PPT generally follows the pattern of hyperthyroidism followed by hypothyroidism, which seems to be the way McShane’s thyroiditis played out. However, there can be a few variables, according to Dr. Susan S. Shi, an OB-GYN at The Methodist Hospital in Houston, Texas. “Postpartum thyroiditis usually presents in one of three ways: transient [temporary] hyperthyroidism alone, transient hypothyroidism alone or transient hyperthyroidism followed by hypothyroidism, and then recovery,” she says.
While the symptoms of PPT may be annoying, they aren’t fatal and often require no treatment at all. “Most patients with postpartum thyroiditis won’t require any treatment except for medical evaluation and reassurance,” Dr. Powrie says. “The condition tends to get better on its own over time.” He does add that more severe cases may require a beta blocker to alleviate symptoms during the hyperthyroid phase and some thyroid replacement therapy during the hypothyroid phase. “This is the exception rather than the rule,” he says.
Both Venner and McShane were given Synthroid as treatment for the hypothyroid phase of the postpartum thyroiditis.
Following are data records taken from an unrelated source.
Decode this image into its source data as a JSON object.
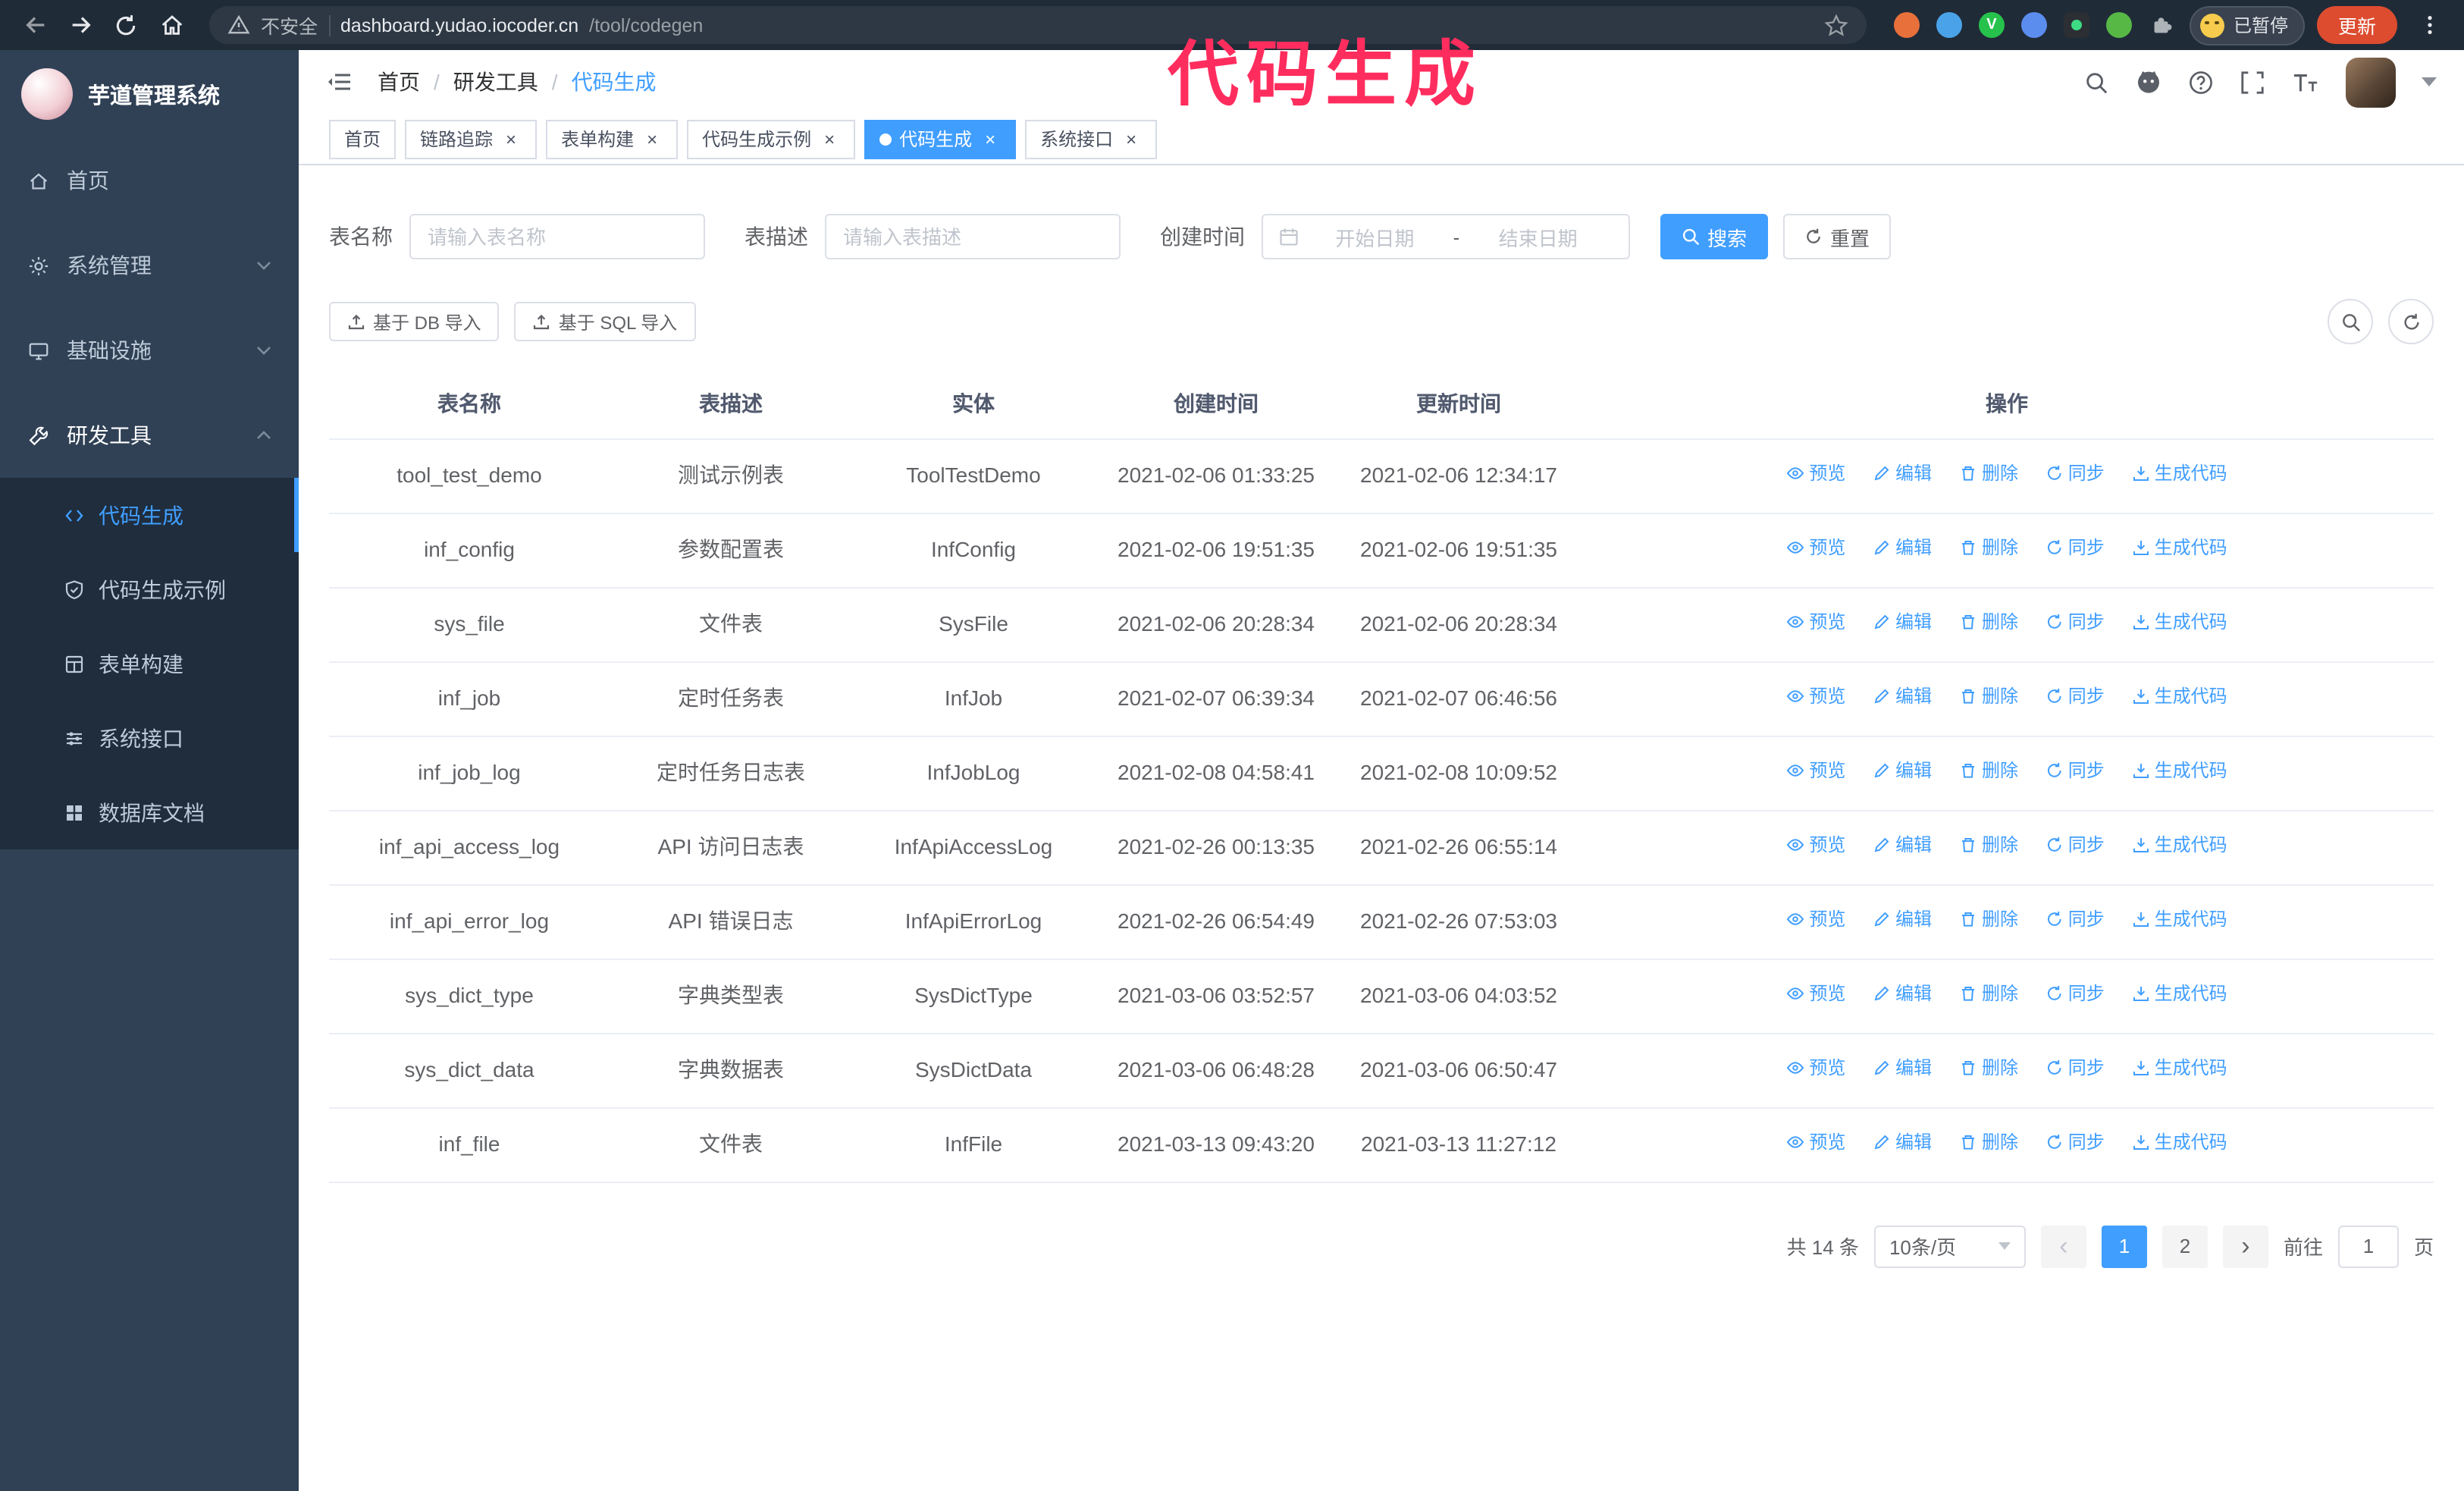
{
  "colors": {
    "primary": "#409EFF",
    "annotation": "#ff2d5e",
    "sidebar_bg": "#304156",
    "submenu_bg": "#1f2d3d",
    "chrome_bg": "#202b38",
    "update_button": "#dd4c2f"
  },
  "browser": {
    "security_text": "不安全",
    "url_host": "dashboard.yudao.iocoder.cn",
    "url_path": "/tool/codegen",
    "paused_label": "已暂停",
    "update_label": "更新"
  },
  "annotation": {
    "text": "代码生成"
  },
  "sidebar": {
    "logo_title": "芋道管理系统",
    "items": [
      {
        "label": "首页",
        "expandable": false
      },
      {
        "label": "系统管理",
        "expandable": true,
        "expanded": false
      },
      {
        "label": "基础设施",
        "expandable": true,
        "expanded": false
      },
      {
        "label": "研发工具",
        "expandable": true,
        "expanded": true
      }
    ],
    "submenu": [
      {
        "label": "代码生成",
        "active": true
      },
      {
        "label": "代码生成示例",
        "active": false
      },
      {
        "label": "表单构建",
        "active": false
      },
      {
        "label": "系统接口",
        "active": false
      },
      {
        "label": "数据库文档",
        "active": false
      }
    ]
  },
  "header": {
    "breadcrumb": [
      "首页",
      "研发工具",
      "代码生成"
    ],
    "breadcrumb_separator": "/"
  },
  "tabs": [
    {
      "label": "首页",
      "closable": false,
      "active": false
    },
    {
      "label": "链路追踪",
      "closable": true,
      "active": false
    },
    {
      "label": "表单构建",
      "closable": true,
      "active": false
    },
    {
      "label": "代码生成示例",
      "closable": true,
      "active": false
    },
    {
      "label": "代码生成",
      "closable": true,
      "active": true
    },
    {
      "label": "系统接口",
      "closable": true,
      "active": false
    }
  ],
  "filters": {
    "table_name_label": "表名称",
    "table_name_placeholder": "请输入表名称",
    "table_desc_label": "表描述",
    "table_desc_placeholder": "请输入表描述",
    "create_time_label": "创建时间",
    "date_start_placeholder": "开始日期",
    "date_separator": "-",
    "date_end_placeholder": "结束日期",
    "search_button": "搜索",
    "reset_button": "重置"
  },
  "toolbar": {
    "import_db_label": "基于 DB 导入",
    "import_sql_label": "基于 SQL 导入"
  },
  "table": {
    "columns": [
      "表名称",
      "表描述",
      "实体",
      "创建时间",
      "更新时间",
      "操作"
    ],
    "actions": [
      "预览",
      "编辑",
      "删除",
      "同步",
      "生成代码"
    ],
    "rows": [
      {
        "name": "tool_test_demo",
        "desc": "测试示例表",
        "entity": "ToolTestDemo",
        "created": "2021-02-06 01:33:25",
        "updated": "2021-02-06 12:34:17"
      },
      {
        "name": "inf_config",
        "desc": "参数配置表",
        "entity": "InfConfig",
        "created": "2021-02-06 19:51:35",
        "updated": "2021-02-06 19:51:35"
      },
      {
        "name": "sys_file",
        "desc": "文件表",
        "entity": "SysFile",
        "created": "2021-02-06 20:28:34",
        "updated": "2021-02-06 20:28:34"
      },
      {
        "name": "inf_job",
        "desc": "定时任务表",
        "entity": "InfJob",
        "created": "2021-02-07 06:39:34",
        "updated": "2021-02-07 06:46:56"
      },
      {
        "name": "inf_job_log",
        "desc": "定时任务日志表",
        "entity": "InfJobLog",
        "created": "2021-02-08 04:58:41",
        "updated": "2021-02-08 10:09:52"
      },
      {
        "name": "inf_api_access_log",
        "desc": "API 访问日志表",
        "entity": "InfApiAccessLog",
        "created": "2021-02-26 00:13:35",
        "updated": "2021-02-26 06:55:14"
      },
      {
        "name": "inf_api_error_log",
        "desc": "API 错误日志",
        "entity": "InfApiErrorLog",
        "created": "2021-02-26 06:54:49",
        "updated": "2021-02-26 07:53:03"
      },
      {
        "name": "sys_dict_type",
        "desc": "字典类型表",
        "entity": "SysDictType",
        "created": "2021-03-06 03:52:57",
        "updated": "2021-03-06 04:03:52"
      },
      {
        "name": "sys_dict_data",
        "desc": "字典数据表",
        "entity": "SysDictData",
        "created": "2021-03-06 06:48:28",
        "updated": "2021-03-06 06:50:47"
      },
      {
        "name": "inf_file",
        "desc": "文件表",
        "entity": "InfFile",
        "created": "2021-03-13 09:43:20",
        "updated": "2021-03-13 11:27:12"
      }
    ]
  },
  "pagination": {
    "total_label": "共 14 条",
    "page_size_label": "10条/页",
    "pages": [
      "1",
      "2"
    ],
    "active_page": "1",
    "goto_label": "前往",
    "goto_value": "1",
    "goto_unit": "页"
  }
}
For McShane, the symptoms eventually disappeared. “I took the medication for a short while, and after about a year my body started to naturally balance itself out,” she says. “I was able to go off the medication and no longer have the symptoms of thyroiditis.”
Dr. Shi estimates, however, that approximately 25 percent of women who experience postpartum thyroiditis are at high risk of developing permanent hypothyroidism. Venner may be one of those women. She continued to take Synthroid in the two years between the births of her sons.
Even if the postpartum thyroiditis proves temporary, Dr. Powrie warns that women who have experienced PPT should be alert for it in the future. “Women who have had postpartum thryoiditis after one pregnancy are more likely to get it again in a subsequent pregnancy and are more likely to develop chronic hypothyroidism sometime in the future,” he says.
While generally not a serious disease, postpartum thyroiditis on top of the normal demands of a new baby can affect women emotionally. “PPT can affect a woman’s well-being by causing physical and emotional problems that keep the patient from functioning and bonding with the family and baby for a longer period of time,” Dr. Perez-Delboy says. “I recommend women who develop postpartum depression, women with any of the mentioned symptoms, women with other autoimmune disorders, and women with a strong family history of autoimmune thyroid disease should also be screened for PPT.”